Religious services were held irregularly in the parish house, including eight services in 1910, when Bishop White reported that 35 families attended. That same year the diocese distributed an undated flyer with the picture of a church building and the notation, "All but abandoned in the midst of a thriving community, this lovely church presents a real challenge to the Diocese of Northern Indiana. A resident priest can soon restore it to vigorous life. To locate a priest in this vital industrial area, the diocese needs $2000 more per year. This means a 50% increase over last year's pledge on the red side of the envelope. Will you and your parish do your part?"
The Rev. Marshall M. Day took charge of the mission later in 1910, and the Women's Guild raised enough money to purchase land. The congregation borrowed money to build a church, with Bishop White laying the cornerstone in January 1915. The bishop reported a year later: "they have built a pretty little church, which has called out the utmost effort of the congregation and leaves them with a debt of $5,000 to overcome, but has put the church in a position of much greater vantage than ever before." When Day left in 1917, the lot with its brick parish house was valued at $23,000. After Day left, several missionary priests had charge in the 1920s.

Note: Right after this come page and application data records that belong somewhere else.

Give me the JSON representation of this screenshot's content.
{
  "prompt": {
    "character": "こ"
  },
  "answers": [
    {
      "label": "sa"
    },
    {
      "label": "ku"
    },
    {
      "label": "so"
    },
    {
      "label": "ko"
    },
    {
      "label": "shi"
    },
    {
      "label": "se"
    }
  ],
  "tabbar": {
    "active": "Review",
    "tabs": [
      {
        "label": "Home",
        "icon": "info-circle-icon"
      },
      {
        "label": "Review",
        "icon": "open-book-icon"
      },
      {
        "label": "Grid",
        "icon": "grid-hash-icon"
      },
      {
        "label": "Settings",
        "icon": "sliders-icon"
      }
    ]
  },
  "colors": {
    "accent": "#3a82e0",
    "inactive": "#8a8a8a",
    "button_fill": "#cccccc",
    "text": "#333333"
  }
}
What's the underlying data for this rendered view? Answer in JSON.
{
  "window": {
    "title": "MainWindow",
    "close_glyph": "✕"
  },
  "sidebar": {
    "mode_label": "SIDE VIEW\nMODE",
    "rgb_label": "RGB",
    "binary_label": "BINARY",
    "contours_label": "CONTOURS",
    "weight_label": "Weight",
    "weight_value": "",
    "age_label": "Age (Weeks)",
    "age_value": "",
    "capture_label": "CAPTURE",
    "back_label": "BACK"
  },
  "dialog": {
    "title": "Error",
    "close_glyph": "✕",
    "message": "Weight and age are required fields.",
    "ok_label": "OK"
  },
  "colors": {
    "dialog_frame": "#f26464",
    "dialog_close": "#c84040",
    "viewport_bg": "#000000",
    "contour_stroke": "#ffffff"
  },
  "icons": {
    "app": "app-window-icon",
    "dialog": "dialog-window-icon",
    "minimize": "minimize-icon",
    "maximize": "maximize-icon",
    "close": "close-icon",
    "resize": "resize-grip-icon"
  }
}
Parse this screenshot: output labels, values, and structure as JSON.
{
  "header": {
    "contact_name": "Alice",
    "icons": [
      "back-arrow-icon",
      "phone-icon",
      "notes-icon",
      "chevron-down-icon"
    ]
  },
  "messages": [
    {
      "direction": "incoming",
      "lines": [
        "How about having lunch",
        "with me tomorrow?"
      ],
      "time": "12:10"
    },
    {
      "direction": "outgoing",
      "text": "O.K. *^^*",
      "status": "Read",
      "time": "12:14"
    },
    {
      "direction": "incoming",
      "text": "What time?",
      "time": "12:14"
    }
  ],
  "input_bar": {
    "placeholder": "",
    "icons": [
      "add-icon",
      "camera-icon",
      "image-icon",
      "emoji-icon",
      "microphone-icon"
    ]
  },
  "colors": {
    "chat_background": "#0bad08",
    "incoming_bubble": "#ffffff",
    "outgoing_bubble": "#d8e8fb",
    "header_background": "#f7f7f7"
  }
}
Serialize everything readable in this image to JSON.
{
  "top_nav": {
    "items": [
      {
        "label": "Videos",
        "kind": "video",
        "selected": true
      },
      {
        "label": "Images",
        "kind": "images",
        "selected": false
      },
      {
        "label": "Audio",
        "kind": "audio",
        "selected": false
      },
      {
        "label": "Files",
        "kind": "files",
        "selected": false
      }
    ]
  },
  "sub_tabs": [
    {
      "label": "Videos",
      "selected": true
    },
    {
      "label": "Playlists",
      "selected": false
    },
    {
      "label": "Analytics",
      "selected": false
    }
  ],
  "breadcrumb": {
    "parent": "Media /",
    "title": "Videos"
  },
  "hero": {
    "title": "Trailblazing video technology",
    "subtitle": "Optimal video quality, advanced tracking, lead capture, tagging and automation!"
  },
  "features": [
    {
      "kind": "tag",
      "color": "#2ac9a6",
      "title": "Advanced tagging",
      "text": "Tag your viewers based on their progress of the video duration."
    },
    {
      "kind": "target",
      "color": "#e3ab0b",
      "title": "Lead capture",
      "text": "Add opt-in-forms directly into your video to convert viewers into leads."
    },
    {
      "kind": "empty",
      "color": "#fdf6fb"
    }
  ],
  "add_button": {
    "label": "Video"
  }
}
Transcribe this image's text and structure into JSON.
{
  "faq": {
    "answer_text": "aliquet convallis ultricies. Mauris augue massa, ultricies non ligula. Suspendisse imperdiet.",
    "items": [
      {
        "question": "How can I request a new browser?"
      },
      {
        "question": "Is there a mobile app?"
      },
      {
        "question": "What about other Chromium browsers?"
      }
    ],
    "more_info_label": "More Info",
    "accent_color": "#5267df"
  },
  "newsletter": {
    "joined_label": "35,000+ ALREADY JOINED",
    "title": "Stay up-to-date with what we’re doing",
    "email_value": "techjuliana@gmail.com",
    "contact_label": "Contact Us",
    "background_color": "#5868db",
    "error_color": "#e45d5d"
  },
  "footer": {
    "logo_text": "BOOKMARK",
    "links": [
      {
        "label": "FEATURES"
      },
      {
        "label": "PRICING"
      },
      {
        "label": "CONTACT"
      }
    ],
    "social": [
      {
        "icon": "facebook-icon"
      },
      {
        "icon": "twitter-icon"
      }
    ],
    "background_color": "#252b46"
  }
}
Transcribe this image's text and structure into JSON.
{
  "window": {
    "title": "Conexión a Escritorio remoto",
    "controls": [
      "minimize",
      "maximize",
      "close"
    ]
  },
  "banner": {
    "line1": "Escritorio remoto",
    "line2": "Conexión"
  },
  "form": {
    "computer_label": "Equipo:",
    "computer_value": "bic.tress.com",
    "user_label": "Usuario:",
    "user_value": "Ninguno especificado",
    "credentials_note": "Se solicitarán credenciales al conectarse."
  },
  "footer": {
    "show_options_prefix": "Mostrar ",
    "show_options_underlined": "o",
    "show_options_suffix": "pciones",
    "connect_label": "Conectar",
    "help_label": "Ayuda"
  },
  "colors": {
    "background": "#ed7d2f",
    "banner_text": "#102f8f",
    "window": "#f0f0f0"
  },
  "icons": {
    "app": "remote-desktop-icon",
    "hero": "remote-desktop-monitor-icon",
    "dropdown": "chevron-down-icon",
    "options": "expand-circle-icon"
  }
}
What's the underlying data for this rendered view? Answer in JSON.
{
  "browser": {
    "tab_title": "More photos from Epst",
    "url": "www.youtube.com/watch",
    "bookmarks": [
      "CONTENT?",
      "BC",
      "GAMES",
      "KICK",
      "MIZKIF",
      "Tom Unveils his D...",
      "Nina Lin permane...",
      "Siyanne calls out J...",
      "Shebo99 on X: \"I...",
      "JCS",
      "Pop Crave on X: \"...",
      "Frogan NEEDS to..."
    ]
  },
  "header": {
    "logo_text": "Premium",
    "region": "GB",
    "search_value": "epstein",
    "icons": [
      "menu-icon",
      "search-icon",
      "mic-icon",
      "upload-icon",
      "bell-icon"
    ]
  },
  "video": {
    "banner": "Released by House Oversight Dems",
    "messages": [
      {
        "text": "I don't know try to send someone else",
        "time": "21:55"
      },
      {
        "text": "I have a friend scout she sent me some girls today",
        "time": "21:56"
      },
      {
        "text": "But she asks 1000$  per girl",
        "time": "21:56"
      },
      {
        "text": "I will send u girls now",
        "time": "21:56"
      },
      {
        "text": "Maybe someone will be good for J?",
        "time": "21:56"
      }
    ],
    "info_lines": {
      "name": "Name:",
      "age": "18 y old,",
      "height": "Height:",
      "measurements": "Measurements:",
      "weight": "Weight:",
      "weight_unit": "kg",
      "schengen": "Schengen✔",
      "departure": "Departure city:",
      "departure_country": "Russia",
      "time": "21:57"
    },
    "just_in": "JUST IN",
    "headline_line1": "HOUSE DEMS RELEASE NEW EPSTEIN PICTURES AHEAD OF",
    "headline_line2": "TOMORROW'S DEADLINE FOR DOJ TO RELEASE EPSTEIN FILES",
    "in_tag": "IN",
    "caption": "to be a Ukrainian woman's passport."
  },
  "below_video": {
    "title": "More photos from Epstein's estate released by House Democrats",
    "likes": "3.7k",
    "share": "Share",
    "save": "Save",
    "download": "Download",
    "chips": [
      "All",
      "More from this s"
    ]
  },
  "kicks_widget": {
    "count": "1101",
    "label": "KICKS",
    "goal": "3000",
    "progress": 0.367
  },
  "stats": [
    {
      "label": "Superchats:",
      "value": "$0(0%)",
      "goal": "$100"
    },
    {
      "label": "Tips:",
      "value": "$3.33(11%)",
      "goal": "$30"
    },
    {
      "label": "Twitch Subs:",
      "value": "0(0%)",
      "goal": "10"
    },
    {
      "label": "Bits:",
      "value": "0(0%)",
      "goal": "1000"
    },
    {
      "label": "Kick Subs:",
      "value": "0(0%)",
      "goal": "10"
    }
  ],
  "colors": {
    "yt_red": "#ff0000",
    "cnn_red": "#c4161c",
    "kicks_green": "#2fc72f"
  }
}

During the Depression, the mission struggled to stay open, and for a time during the Second World War, its doors closed. In 1945, Dom Leo Patterson, a Benedictine monk, attempted to revive St. Alban's, and it was listed on the books of the diocese through 1947, when it was given a small assessment of $77. The mission closed soon afterward, and the congregation was folded into the Church of the Good Shepherd, East Chicago. No records of the church are known to survive.